Please filter the listing below and copy out the lines that hold "screenshot".

BEGIN Data for review

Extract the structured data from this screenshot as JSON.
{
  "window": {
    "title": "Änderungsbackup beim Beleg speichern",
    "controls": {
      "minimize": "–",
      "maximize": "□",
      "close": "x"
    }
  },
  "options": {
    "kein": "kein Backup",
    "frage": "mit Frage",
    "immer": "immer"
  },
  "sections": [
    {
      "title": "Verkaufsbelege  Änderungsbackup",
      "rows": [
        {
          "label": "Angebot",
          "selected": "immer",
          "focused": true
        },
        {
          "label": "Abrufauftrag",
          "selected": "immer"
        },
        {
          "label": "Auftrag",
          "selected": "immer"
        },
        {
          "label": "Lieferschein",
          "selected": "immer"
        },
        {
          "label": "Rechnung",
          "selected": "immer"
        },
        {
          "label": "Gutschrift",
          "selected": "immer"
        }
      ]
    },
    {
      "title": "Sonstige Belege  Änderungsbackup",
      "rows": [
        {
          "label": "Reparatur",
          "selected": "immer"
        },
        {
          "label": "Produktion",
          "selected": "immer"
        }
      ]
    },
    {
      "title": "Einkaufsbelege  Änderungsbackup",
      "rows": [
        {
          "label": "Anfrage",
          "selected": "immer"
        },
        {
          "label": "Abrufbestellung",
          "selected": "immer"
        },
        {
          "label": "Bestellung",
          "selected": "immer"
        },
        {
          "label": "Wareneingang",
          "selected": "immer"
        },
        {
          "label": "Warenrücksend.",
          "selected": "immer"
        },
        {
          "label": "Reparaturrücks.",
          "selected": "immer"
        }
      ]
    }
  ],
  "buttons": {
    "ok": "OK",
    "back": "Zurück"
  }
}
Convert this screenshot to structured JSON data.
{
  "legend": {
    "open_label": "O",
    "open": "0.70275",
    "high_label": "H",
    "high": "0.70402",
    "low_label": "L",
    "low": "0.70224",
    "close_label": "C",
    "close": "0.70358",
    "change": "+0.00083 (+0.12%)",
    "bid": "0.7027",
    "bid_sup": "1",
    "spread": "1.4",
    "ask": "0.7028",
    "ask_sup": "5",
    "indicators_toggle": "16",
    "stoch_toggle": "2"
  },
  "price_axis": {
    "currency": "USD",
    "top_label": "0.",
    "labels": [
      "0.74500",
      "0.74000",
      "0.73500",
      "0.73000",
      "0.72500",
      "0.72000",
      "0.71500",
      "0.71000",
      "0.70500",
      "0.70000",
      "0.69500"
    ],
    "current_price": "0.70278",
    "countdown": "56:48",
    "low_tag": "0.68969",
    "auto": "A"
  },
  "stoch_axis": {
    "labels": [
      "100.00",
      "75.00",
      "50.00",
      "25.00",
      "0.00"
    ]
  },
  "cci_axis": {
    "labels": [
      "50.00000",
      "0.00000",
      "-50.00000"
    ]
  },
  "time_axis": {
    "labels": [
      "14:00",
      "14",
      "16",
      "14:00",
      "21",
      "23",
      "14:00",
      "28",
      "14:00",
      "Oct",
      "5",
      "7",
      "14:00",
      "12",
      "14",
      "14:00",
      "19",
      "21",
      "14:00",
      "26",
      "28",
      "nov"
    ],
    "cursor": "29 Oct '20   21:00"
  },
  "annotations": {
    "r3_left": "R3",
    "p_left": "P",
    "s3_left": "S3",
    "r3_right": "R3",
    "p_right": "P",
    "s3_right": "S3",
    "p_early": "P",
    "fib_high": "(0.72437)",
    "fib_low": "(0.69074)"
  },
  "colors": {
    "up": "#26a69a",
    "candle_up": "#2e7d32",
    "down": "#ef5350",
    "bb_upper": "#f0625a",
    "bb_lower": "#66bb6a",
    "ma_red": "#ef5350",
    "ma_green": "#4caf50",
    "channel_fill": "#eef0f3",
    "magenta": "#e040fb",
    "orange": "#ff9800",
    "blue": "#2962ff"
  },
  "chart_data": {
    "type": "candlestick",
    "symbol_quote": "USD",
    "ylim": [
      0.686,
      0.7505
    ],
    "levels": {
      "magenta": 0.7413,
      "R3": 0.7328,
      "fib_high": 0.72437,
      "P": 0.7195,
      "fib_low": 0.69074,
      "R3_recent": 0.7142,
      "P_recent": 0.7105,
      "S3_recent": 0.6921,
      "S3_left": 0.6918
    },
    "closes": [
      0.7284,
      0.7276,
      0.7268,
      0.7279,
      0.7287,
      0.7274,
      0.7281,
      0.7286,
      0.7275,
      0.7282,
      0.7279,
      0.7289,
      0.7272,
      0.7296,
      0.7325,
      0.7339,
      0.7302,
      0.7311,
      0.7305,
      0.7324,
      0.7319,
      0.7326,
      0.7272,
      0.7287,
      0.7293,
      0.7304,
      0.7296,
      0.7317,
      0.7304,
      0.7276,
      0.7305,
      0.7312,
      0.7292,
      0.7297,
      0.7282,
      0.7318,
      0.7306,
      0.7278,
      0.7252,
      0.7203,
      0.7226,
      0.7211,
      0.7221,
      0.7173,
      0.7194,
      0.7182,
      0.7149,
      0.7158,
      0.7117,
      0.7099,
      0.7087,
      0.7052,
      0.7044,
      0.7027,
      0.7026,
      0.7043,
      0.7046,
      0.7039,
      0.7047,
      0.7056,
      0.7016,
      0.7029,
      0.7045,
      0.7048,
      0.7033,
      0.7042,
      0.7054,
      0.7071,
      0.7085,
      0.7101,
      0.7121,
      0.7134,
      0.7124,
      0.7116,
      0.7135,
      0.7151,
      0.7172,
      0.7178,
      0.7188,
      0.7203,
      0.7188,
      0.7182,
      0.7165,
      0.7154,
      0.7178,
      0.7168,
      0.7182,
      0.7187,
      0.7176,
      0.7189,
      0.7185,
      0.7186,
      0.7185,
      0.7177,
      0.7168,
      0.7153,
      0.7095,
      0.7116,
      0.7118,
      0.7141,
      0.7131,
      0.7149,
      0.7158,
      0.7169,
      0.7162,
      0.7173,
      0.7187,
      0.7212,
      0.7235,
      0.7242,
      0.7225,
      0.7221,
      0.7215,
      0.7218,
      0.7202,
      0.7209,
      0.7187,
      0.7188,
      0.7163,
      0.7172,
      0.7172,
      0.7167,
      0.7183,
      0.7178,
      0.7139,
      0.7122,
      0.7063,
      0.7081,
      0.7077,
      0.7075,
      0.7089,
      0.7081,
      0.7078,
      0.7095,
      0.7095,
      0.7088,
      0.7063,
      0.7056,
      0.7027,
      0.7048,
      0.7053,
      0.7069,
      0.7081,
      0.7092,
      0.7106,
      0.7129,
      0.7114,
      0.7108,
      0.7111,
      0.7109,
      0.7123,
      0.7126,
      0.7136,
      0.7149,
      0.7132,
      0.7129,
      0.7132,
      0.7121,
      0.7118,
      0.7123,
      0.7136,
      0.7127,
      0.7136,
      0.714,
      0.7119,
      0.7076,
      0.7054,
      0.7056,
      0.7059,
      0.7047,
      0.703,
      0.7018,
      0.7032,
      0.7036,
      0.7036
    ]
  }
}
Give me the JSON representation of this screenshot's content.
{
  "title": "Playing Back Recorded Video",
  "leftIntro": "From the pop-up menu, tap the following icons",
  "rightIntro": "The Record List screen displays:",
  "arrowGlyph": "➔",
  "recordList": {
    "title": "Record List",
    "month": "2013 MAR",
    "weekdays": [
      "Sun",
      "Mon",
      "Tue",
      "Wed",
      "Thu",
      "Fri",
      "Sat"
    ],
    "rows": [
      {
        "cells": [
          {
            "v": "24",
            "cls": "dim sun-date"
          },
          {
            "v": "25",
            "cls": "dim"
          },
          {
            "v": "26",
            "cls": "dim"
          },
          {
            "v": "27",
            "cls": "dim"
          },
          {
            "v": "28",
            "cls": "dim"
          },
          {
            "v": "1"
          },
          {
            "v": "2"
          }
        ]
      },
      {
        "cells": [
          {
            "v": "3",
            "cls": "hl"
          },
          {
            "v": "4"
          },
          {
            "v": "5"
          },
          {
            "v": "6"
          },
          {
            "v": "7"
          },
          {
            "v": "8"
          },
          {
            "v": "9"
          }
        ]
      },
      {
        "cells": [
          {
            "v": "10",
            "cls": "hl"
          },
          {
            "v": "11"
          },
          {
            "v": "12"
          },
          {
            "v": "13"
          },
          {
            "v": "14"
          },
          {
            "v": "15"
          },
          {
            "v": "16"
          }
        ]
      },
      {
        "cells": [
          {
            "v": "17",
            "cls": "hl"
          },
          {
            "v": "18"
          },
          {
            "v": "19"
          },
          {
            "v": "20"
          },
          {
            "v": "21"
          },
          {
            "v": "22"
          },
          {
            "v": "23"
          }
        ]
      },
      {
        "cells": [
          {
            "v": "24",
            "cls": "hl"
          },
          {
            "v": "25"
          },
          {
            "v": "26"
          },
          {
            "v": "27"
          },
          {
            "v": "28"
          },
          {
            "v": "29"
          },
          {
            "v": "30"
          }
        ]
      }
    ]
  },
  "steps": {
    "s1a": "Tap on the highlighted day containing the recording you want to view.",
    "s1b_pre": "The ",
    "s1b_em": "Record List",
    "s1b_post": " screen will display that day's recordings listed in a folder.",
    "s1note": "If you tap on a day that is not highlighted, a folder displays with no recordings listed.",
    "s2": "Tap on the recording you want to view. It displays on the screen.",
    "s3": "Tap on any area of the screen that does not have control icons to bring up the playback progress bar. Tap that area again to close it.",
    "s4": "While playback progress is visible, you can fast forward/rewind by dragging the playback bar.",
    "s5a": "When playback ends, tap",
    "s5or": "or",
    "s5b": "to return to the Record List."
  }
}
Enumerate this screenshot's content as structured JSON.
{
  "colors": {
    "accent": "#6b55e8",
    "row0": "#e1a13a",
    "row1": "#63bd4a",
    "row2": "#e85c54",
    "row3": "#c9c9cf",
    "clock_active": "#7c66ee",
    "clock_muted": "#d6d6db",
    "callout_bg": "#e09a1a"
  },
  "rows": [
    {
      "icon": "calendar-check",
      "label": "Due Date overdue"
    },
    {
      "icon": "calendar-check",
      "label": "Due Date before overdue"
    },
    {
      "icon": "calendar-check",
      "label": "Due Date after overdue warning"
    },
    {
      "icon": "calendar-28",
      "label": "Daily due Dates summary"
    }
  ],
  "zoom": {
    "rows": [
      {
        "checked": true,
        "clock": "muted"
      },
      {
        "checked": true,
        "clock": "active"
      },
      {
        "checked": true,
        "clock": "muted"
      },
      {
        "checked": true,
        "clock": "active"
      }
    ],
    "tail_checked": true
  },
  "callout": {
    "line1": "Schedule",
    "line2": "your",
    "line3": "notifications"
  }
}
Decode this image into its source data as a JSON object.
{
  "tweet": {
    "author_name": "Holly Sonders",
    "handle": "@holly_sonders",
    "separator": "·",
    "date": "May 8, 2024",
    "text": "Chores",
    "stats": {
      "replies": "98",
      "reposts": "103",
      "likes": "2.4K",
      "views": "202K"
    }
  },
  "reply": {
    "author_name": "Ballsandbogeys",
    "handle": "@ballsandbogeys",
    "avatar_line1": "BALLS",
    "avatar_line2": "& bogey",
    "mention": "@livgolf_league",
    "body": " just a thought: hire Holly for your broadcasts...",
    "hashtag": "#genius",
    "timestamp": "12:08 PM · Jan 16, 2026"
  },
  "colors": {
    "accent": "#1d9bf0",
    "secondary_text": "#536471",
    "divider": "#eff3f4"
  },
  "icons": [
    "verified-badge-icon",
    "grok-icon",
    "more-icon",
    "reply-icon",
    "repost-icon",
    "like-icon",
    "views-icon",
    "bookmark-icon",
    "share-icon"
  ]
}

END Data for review

Finished exercise:
Extract the structured data from this screenshot as JSON.
Convert this screenshot to structured JSON data.
Give me the JSON representation of this screenshot's content.
Enumerate this screenshot's content as structured JSON.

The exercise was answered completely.